[Web page and app entries]
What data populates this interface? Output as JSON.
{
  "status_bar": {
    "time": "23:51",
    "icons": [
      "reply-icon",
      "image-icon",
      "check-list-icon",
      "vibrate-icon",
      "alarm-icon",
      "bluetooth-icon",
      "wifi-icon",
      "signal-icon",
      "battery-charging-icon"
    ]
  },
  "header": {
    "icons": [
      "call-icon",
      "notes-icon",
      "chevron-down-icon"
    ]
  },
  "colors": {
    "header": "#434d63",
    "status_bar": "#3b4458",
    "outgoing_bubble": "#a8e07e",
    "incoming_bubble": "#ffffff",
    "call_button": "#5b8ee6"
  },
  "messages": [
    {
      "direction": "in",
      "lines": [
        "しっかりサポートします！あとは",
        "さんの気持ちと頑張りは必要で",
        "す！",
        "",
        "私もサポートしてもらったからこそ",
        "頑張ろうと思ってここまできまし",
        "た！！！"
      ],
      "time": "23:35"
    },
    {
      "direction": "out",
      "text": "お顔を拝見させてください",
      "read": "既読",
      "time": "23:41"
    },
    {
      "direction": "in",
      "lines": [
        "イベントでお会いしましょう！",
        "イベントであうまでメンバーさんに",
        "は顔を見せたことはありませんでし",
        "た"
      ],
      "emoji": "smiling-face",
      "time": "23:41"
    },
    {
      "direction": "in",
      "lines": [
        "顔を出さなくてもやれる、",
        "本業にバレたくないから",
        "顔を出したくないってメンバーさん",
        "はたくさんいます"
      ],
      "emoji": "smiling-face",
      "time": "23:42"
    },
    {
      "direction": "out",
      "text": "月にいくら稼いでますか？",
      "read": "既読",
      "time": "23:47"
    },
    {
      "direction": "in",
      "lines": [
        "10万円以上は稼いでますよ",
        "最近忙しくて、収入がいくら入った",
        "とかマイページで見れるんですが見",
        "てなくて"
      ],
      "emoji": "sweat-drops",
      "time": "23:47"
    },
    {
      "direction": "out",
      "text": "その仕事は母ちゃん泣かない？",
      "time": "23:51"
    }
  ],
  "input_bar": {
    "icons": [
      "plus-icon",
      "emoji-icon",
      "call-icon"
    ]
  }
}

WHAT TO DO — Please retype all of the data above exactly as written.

RESPONSE FOR THIS EXERCISE —
What data populates this interface? Output as JSON.
{
  "status_bar": {
    "time": "23:51",
    "icons": [
      "reply-icon",
      "image-icon",
      "check-list-icon",
      "vibrate-icon",
      "alarm-icon",
      "bluetooth-icon",
      "wifi-icon",
      "signal-icon",
      "battery-charging-icon"
    ]
  },
  "header": {
    "icons": [
      "call-icon",
      "notes-icon",
      "chevron-down-icon"
    ]
  },
  "colors": {
    "header": "#434d63",
    "status_bar": "#3b4458",
    "outgoing_bubble": "#a8e07e",
    "incoming_bubble": "#ffffff",
    "call_button": "#5b8ee6"
  },
  "messages": [
    {
      "direction": "in",
      "lines": [
        "しっかりサポートします！あとは",
        "さんの気持ちと頑張りは必要で",
        "す！",
        "",
        "私もサポートしてもらったからこそ",
        "頑張ろうと思ってここまできまし",
        "た！！！"
      ],
      "time": "23:35"
    },
    {
      "direction": "out",
      "text": "お顔を拝見させてください",
      "read": "既読",
      "time": "23:41"
    },
    {
      "direction": "in",
      "lines": [
        "イベントでお会いしましょう！",
        "イベントであうまでメンバーさんに",
        "は顔を見せたことはありませんでし",
        "た"
      ],
      "emoji": "smiling-face",
      "time": "23:41"
    },
    {
      "direction": "in",
      "lines": [
        "顔を出さなくてもやれる、",
        "本業にバレたくないから",
        "顔を出したくないってメンバーさん",
        "はたくさんいます"
      ],
      "emoji": "smiling-face",
      "time": "23:42"
    },
    {
      "direction": "out",
      "text": "月にいくら稼いでますか？",
      "read": "既読",
      "time": "23:47"
    },
    {
      "direction": "in",
      "lines": [
        "10万円以上は稼いでますよ",
        "最近忙しくて、収入がいくら入った",
        "とかマイページで見れるんですが見",
        "てなくて"
      ],
      "emoji": "sweat-drops",
      "time": "23:47"
    },
    {
      "direction": "out",
      "text": "その仕事は母ちゃん泣かない？",
      "time": "23:51"
    }
  ],
  "input_bar": {
    "icons": [
      "plus-icon",
      "emoji-icon",
      "call-icon"
    ]
  }
}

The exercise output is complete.